__WORK ITEM__
Return every record verbatim, omitting all pictures.

__INFORMATION SUPPLIED__
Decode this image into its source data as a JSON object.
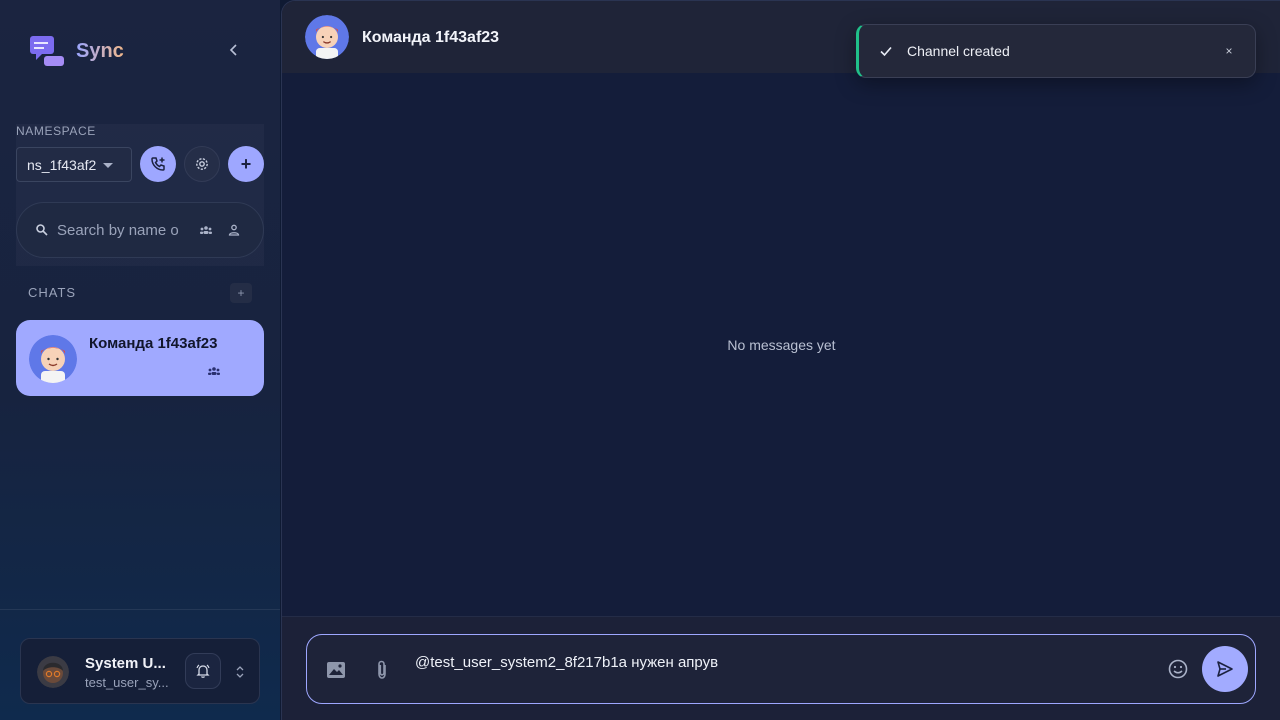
{
  "app": {
    "name": "Sync"
  },
  "sidebar": {
    "namespace_label": "NAMESPACE",
    "namespace_value": "ns_1f43af2",
    "search_placeholder": "Search by name o",
    "chats_label": "CHATS",
    "chats_add_label": "+",
    "plus_label": "+",
    "chats": [
      {
        "name": "Команда 1f43af23",
        "type": "group"
      }
    ]
  },
  "user": {
    "name": "System U...",
    "login": "test_user_sy..."
  },
  "chat": {
    "title": "Команда 1f43af23",
    "empty_text": "No messages yet",
    "composer_value": "@test_user_system2_8f217b1a нужен апрув"
  },
  "toast": {
    "message": "Channel created",
    "close_label": "×"
  },
  "icons": {
    "brand": "chat-bubbles-icon",
    "collapse": "chevron-left-icon",
    "call": "phone-add-icon",
    "settings": "gear-icon",
    "search": "search-icon",
    "group_filter": "group-icon",
    "user_filter": "person-icon",
    "bell": "bell-icon",
    "expand": "chevron-updown-icon",
    "image": "image-icon",
    "attach": "paperclip-icon",
    "emoji": "emoji-icon",
    "send": "send-icon",
    "check": "check-icon"
  },
  "colors": {
    "accent": "#a0a9ff",
    "toast_success": "#20c08a",
    "brand_gradient_start": "#9aa6ff",
    "brand_gradient_end": "#f2b88a"
  }
}
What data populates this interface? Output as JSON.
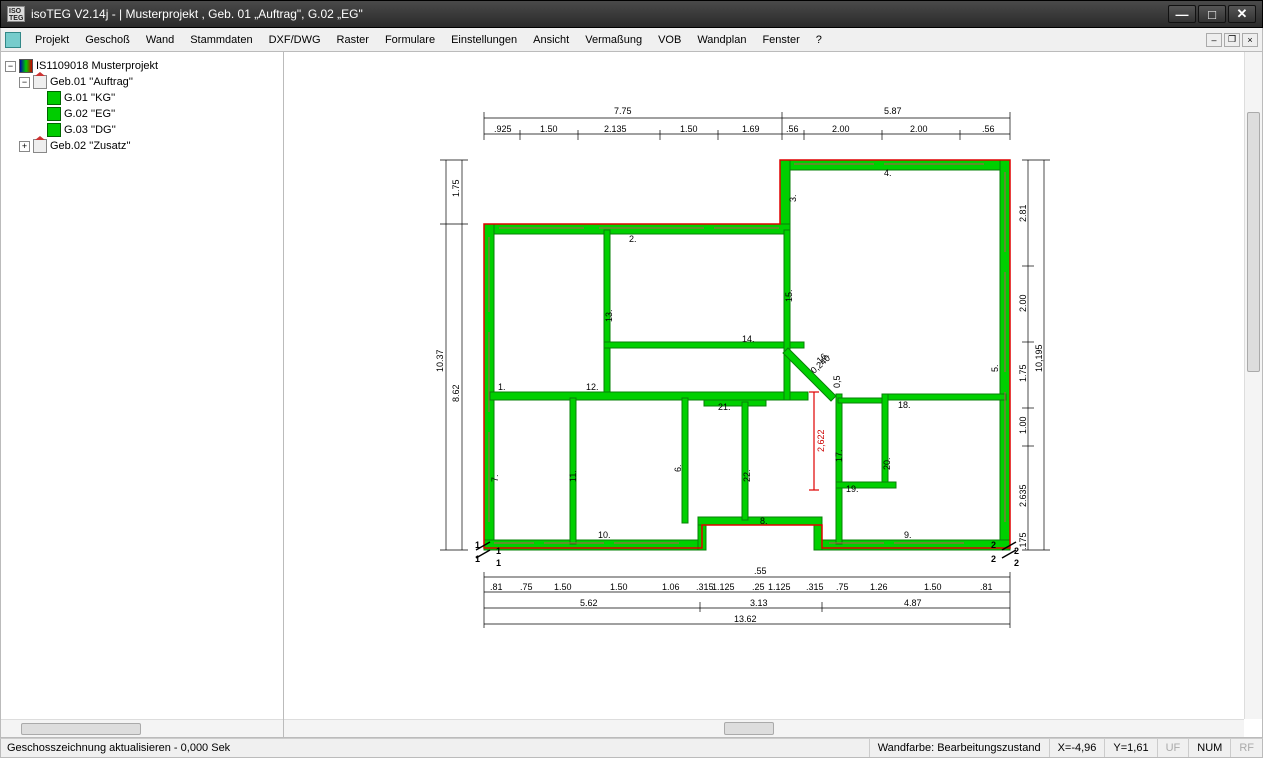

__EXERCISE RESULT__
Decode this image into its source data as a JSON object.
{
  "app": {
    "name": "Sync"
  },
  "sidebar": {
    "namespace_label": "NAMESPACE",
    "namespace_value": "ns_1f43af2",
    "search_placeholder": "Search by name o",
    "chats_label": "CHATS",
    "chats_add_label": "+",
    "plus_label": "+",
    "chats": [
      {
        "name": "Команда 1f43af23",
        "type": "group"
      }
    ]
  },
  "user": {
    "name": "System U...",
    "login": "test_user_sy..."
  },
  "chat": {
    "title": "Команда 1f43af23",
    "empty_text": "No messages yet",
    "composer_value": "@test_user_system2_8f217b1a нужен апрув"
  },
  "toast": {
    "message": "Channel created",
    "close_label": "×"
  },
  "icons": {
    "brand": "chat-bubbles-icon",
    "collapse": "chevron-left-icon",
    "call": "phone-add-icon",
    "settings": "gear-icon",
    "search": "search-icon",
    "group_filter": "group-icon",
    "user_filter": "person-icon",
    "bell": "bell-icon",
    "expand": "chevron-updown-icon",
    "image": "image-icon",
    "attach": "paperclip-icon",
    "emoji": "emoji-icon",
    "send": "send-icon",
    "check": "check-icon"
  },
  "colors": {
    "accent": "#a0a9ff",
    "toast_success": "#20c08a",
    "brand_gradient_start": "#9aa6ff",
    "brand_gradient_end": "#f2b88a"
  }
}
What data populates this interface? Output as JSON.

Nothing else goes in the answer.